Updated: Aug 15
Perhaps you noticed this past Sunday that we used Eucharistic Prayer D in our liturgy. If you are someone who pays close attention, you may have realized that this is the eucharistic prayer we use on the seven major feast days of our tradition: Christmas, the Epiphany, Easter Day, Ascension Day, the Day of Pentecost, Trinity Sunday, and All Saints. Here at Trinity and in many other Episcopal churches, it is our prayer for when the church gathers in celebration.
One reason we use this prayer on our principal feasts is to create liturgical continuity between our celebrations. The hope is that when we hear these words, something inside us proclaims that this day is special; that this day is holy. It is kind of the poetic equivalent of our nicest clothing: the fine suit, the sumptuous dress, or the flamboyant party shirt we keep in the back of our closets to be brought out only for the happiest of events. When we slip into that clothing, we know something special is about to happen; we know joy is coming. Our prayers can function similarly, subliminally telling us that this day is holy and special when we hear the familiar words.
Another reason we pray Eucharistic Prayer D on our principal feasts is because it is our oldest eucharistic prayer or rather it is an adaption of the oldest prayer in our liturgical resources. This prayer is an adaptation of the The Divine Liturgy of St. Basil the Great. Basil was an early thinker of the church, served as the Bishop of Caesarea which is in modern day Turkey, and he lived from 330-379 C.E. Most of his work centered around the nature of God, particularly focused on the Holy Spirit, and he was a key figure in establishing how we understand the Trinity. He also wrote, edited, and adapted liturgies and our Eucharistic Prayer D is and adapted translation of his eucharistic prayer.
The ancient nature Eucharistic Prayer D immerses us in the historical prayer of the Church. When we pray this prayer, we are joining our voices with sixteen hundred years worth of holy voices who have offered these same words in thanksgiving and to the praise of God. What could be more appropriate than praying this prayer on the Feast of All Saints? Forms of this prayer are currently found in many of the diverse expressions of Christianity. So not only are we joining with the saints in heaven, but we are also lifting up our hearts with people around the world praying these words. This prayer taps into the centuries long continuity of holy people partaking in holy gifts.
A final reason we offer this prayer on our principal feasts is that it so beautifully and vividly tells the story of our salvation.
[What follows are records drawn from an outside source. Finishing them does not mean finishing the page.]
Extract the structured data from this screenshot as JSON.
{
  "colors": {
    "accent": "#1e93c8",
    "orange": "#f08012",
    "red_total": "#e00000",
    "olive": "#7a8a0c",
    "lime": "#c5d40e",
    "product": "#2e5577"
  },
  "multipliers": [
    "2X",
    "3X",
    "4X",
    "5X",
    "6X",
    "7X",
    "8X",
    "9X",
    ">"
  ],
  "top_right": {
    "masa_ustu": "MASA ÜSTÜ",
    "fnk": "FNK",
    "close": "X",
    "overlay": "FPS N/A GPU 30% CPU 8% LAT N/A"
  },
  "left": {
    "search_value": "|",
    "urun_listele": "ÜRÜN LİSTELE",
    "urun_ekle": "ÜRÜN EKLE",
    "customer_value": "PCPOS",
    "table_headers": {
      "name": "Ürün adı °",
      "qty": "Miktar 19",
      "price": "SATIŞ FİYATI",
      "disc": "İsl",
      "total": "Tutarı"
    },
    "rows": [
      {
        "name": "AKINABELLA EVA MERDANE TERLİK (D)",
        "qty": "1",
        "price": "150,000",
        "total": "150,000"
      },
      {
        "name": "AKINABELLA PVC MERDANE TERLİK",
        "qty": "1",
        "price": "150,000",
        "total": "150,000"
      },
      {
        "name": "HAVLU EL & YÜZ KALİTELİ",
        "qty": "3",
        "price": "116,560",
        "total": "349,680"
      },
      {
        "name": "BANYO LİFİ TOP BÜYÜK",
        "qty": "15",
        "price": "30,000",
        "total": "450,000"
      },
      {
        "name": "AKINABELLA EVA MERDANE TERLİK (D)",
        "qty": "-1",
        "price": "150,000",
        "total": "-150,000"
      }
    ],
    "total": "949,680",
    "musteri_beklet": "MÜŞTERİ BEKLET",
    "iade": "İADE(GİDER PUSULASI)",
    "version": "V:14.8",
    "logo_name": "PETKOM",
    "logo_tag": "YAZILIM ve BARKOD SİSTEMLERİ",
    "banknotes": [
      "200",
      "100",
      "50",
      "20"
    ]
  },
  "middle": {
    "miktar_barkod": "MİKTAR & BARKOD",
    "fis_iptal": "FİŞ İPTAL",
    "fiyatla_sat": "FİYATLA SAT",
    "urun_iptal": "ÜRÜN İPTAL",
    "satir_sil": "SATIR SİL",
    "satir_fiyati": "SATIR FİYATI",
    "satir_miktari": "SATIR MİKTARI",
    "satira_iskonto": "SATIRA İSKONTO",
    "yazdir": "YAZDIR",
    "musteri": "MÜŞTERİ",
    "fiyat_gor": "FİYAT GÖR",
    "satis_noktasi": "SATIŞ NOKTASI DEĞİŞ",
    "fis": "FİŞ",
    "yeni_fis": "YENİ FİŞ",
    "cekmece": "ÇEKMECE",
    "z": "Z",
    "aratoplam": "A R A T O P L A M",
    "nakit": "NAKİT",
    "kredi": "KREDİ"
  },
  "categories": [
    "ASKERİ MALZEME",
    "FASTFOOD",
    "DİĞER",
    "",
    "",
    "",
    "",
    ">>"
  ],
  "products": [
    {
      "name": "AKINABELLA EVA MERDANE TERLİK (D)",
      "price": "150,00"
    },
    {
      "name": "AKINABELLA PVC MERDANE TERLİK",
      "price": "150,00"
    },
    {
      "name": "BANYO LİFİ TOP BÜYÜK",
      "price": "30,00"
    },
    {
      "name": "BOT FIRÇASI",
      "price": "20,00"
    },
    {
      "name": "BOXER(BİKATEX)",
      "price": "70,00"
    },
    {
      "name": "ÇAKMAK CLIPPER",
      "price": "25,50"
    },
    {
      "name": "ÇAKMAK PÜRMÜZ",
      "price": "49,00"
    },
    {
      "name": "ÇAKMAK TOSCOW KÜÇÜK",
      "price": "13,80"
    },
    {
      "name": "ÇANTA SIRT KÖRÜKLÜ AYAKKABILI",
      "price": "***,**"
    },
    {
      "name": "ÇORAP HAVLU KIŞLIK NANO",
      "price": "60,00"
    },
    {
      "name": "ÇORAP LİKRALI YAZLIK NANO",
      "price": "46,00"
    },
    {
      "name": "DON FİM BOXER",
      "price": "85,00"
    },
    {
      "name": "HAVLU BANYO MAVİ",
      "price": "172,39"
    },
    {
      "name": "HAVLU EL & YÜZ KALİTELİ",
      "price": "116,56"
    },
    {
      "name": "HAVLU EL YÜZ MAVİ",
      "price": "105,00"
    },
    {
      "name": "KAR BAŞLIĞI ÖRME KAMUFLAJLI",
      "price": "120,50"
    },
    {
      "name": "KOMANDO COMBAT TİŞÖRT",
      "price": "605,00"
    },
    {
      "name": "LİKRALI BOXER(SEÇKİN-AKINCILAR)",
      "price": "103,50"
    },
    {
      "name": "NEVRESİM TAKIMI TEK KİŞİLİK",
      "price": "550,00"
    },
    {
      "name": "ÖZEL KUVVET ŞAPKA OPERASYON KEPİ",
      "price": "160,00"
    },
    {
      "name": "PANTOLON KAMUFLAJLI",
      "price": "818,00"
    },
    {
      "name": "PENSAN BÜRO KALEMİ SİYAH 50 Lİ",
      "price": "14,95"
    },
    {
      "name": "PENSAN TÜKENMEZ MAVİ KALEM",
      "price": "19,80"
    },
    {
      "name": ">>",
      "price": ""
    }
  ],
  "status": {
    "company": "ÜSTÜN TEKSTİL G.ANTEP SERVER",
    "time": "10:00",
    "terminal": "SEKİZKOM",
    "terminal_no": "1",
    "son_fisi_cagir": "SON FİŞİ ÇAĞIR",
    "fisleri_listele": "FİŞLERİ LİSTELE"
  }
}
After the preface and the sanctus, we pray:
We acclaim you, holy Lord, glorious in power. Your mighty works reveal your wisdom and love. You formed us in your own image, giving the whole world into our care, so that, in obedience to you, our Creator, we might rule and serve all your creatures. When our disobedience took us far from you, you did not abandon us to the power of death. In your mercy you came to our help, so that in seeking you we might find you. Again and again you called us into covenant with you, and through the prophets you taught us to hope for salvation.
Father, you loved the world so much that in the fullness of time you sent your only Son to be our Savior. Incarnate by the Holy Spirit, born of the Virgin Mary, he lived as one of us, yet without sin. To the poor he proclaimed the good news of salvation; to prisoners, freedom; to the sorrowful, joy. To fulfill your purpose he gave himself up to death; and, rising from the grave, destroyed death, and made the whole creation new.
And, that we might live no longer for ourselves, but for him who died and rose for us, he sent the Holy Spirit, his own first gift for those who believe, to complete his work in the world, and to bring to fulfillment the sanctification of all. BCP 373-374
This detailed recounting of our shared narrative grounds our celebrations through the remembrance of all God has done for us. It offers a context for our prayers and praises, a reason for our joy, and a basis for faith and hope. When we pray Eucharistic Prayer D, we proclaim that God truly has been good to us and this is the reason for our celebrations.
The next time we will pray this prayer together will be when we gather on Christmas Eve to celebrate the first advent of our Lord Jesus Christ. I hope that this reflection will deepen your joy and celebration on that sacred of night.